**What is expected**
Reproduce the records exactly. Leave the pictures out.
------ Recorded information
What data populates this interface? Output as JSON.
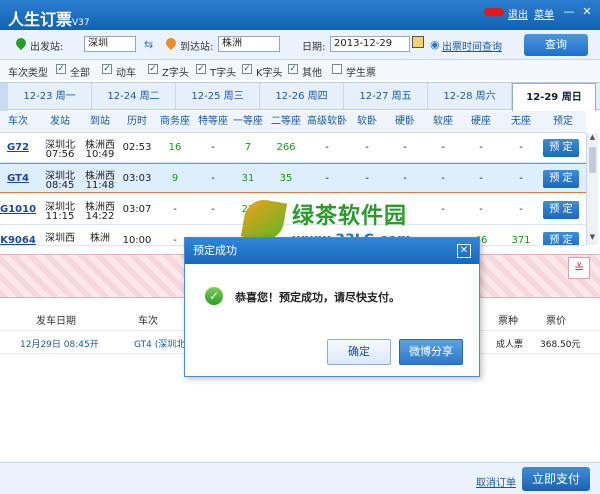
{
  "window": {
    "title": "人生订票",
    "version": "V37",
    "logout": "退出",
    "menu": "菜单",
    "minimize": "—",
    "close": "✕"
  },
  "search": {
    "from_label": "出发站:",
    "from_value": "深圳",
    "swap": "⇆",
    "to_label": "到达站:",
    "to_value": "株洲",
    "date_label": "日期:",
    "date_value": "2013-12-29",
    "schedule_link": "出票时间查询",
    "search_button": "查询"
  },
  "train_types": {
    "label": "车次类型",
    "options": [
      {
        "label": "全部",
        "checked": true
      },
      {
        "label": "动车",
        "checked": true
      },
      {
        "label": "Z字头",
        "checked": true
      },
      {
        "label": "T字头",
        "checked": true
      },
      {
        "label": "K字头",
        "checked": true
      },
      {
        "label": "其他",
        "checked": true
      },
      {
        "label": "学生票",
        "checked": false
      }
    ]
  },
  "date_tabs": [
    {
      "label": "12-23 周一"
    },
    {
      "label": "12-24 周二"
    },
    {
      "label": "12-25 周三"
    },
    {
      "label": "12-26 周四"
    },
    {
      "label": "12-27 周五"
    },
    {
      "label": "12-28 周六"
    },
    {
      "label": "12-29 周日",
      "active": true
    }
  ],
  "table": {
    "headers": [
      "车次",
      "发站",
      "到站",
      "历时",
      "商务座",
      "特等座",
      "一等座",
      "二等座",
      "高级软卧",
      "软卧",
      "硬卧",
      "软座",
      "硬座",
      "无座",
      "预定"
    ],
    "rows": [
      {
        "train": "G72",
        "from": "深圳北",
        "dep": "07:56",
        "to": "株洲西",
        "arr": "10:49",
        "duration": "02:53",
        "business": "16",
        "special": "-",
        "first": "7",
        "second": "266",
        "hsoft": "-",
        "soft": "-",
        "hard": "-",
        "softseat": "-",
        "hardseat": "-",
        "noseat": "-",
        "book": "预 定"
      },
      {
        "train": "GT4",
        "from": "深圳北",
        "dep": "08:45",
        "to": "株洲西",
        "arr": "11:48",
        "duration": "03:03",
        "business": "9",
        "special": "-",
        "first": "31",
        "second": "35",
        "hsoft": "-",
        "soft": "-",
        "hard": "-",
        "softseat": "-",
        "hardseat": "-",
        "noseat": "-",
        "book": "预 定",
        "selected": true
      },
      {
        "train": "G1010",
        "from": "深圳北",
        "dep": "11:15",
        "to": "株洲西",
        "arr": "14:22",
        "duration": "03:07",
        "business": "-",
        "special": "-",
        "first": "21",
        "second": "",
        "hsoft": "-",
        "soft": "-",
        "hard": "-",
        "softseat": "-",
        "hardseat": "-",
        "noseat": "-",
        "book": "预 定"
      },
      {
        "train": "K9064",
        "from": "深圳西",
        "dep": "",
        "to": "株洲",
        "arr": "",
        "duration": "10:00",
        "business": "-",
        "special": "-",
        "first": "-",
        "second": "-",
        "hsoft": "-",
        "soft": "-",
        "hard": "",
        "softseat": "-",
        "hardseat": "46",
        "noseat": "371",
        "book": "预 定"
      }
    ]
  },
  "collapse_icon": "double-chevron-down-icon",
  "collapse_glyph": "≚",
  "order": {
    "headers": {
      "date": "发车日期",
      "train": "车次",
      "ticket_type": "票种",
      "price": "票价"
    },
    "row": {
      "date": "12月29日 08:45开",
      "train": "GT4 (深圳北-株洲西",
      "ticket_type": "成人票",
      "price": "368.50元"
    }
  },
  "watermark": {
    "text": "绿茶软件园",
    "url": "www.33LC.com"
  },
  "dialog": {
    "title": "预定成功",
    "close": "✕",
    "message": "恭喜您！预定成功，请尽快支付。",
    "ok_glyph": "✓",
    "confirm": "确定",
    "share": "微博分享"
  },
  "footer": {
    "cancel_order": "取消订单",
    "pay_now": "立即支付"
  }
}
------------
**Solution below**
What data populates this interface? Output as JSON.
{
  "window": {
    "title": "人生订票",
    "version": "V37",
    "logout": "退出",
    "menu": "菜单",
    "minimize": "—",
    "close": "✕"
  },
  "search": {
    "from_label": "出发站:",
    "from_value": "深圳",
    "swap": "⇆",
    "to_label": "到达站:",
    "to_value": "株洲",
    "date_label": "日期:",
    "date_value": "2013-12-29",
    "schedule_link": "出票时间查询",
    "search_button": "查询"
  },
  "train_types": {
    "label": "车次类型",
    "options": [
      {
        "label": "全部",
        "checked": true
      },
      {
        "label": "动车",
        "checked": true
      },
      {
        "label": "Z字头",
        "checked": true
      },
      {
        "label": "T字头",
        "checked": true
      },
      {
        "label": "K字头",
        "checked": true
      },
      {
        "label": "其他",
        "checked": true
      },
      {
        "label": "学生票",
        "checked": false
      }
    ]
  },
  "date_tabs": [
    {
      "label": "12-23 周一"
    },
    {
      "label": "12-24 周二"
    },
    {
      "label": "12-25 周三"
    },
    {
      "label": "12-26 周四"
    },
    {
      "label": "12-27 周五"
    },
    {
      "label": "12-28 周六"
    },
    {
      "label": "12-29 周日",
      "active": true
    }
  ],
  "table": {
    "headers": [
      "车次",
      "发站",
      "到站",
      "历时",
      "商务座",
      "特等座",
      "一等座",
      "二等座",
      "高级软卧",
      "软卧",
      "硬卧",
      "软座",
      "硬座",
      "无座",
      "预定"
    ],
    "rows": [
      {
        "train": "G72",
        "from": "深圳北",
        "dep": "07:56",
        "to": "株洲西",
        "arr": "10:49",
        "duration": "02:53",
        "business": "16",
        "special": "-",
        "first": "7",
        "second": "266",
        "hsoft": "-",
        "soft": "-",
        "hard": "-",
        "softseat": "-",
        "hardseat": "-",
        "noseat": "-",
        "book": "预 定"
      },
      {
        "train": "GT4",
        "from": "深圳北",
        "dep": "08:45",
        "to": "株洲西",
        "arr": "11:48",
        "duration": "03:03",
        "business": "9",
        "special": "-",
        "first": "31",
        "second": "35",
        "hsoft": "-",
        "soft": "-",
        "hard": "-",
        "softseat": "-",
        "hardseat": "-",
        "noseat": "-",
        "book": "预 定",
        "selected": true
      },
      {
        "train": "G1010",
        "from": "深圳北",
        "dep": "11:15",
        "to": "株洲西",
        "arr": "14:22",
        "duration": "03:07",
        "business": "-",
        "special": "-",
        "first": "21",
        "second": "",
        "hsoft": "-",
        "soft": "-",
        "hard": "-",
        "softseat": "-",
        "hardseat": "-",
        "noseat": "-",
        "book": "预 定"
      },
      {
        "train": "K9064",
        "from": "深圳西",
        "dep": "",
        "to": "株洲",
        "arr": "",
        "duration": "10:00",
        "business": "-",
        "special": "-",
        "first": "-",
        "second": "-",
        "hsoft": "-",
        "soft": "-",
        "hard": "",
        "softseat": "-",
        "hardseat": "46",
        "noseat": "371",
        "book": "预 定"
      }
    ]
  },
  "collapse_icon": "double-chevron-down-icon",
  "collapse_glyph": "≚",
  "order": {
    "headers": {
      "date": "发车日期",
      "train": "车次",
      "ticket_type": "票种",
      "price": "票价"
    },
    "row": {
      "date": "12月29日 08:45开",
      "train": "GT4 (深圳北-株洲西",
      "ticket_type": "成人票",
      "price": "368.50元"
    }
  },
  "watermark": {
    "text": "绿茶软件园",
    "url": "www.33LC.com"
  },
  "dialog": {
    "title": "预定成功",
    "close": "✕",
    "message": "恭喜您！预定成功，请尽快支付。",
    "ok_glyph": "✓",
    "confirm": "确定",
    "share": "微博分享"
  },
  "footer": {
    "cancel_order": "取消订单",
    "pay_now": "立即支付"
  }
}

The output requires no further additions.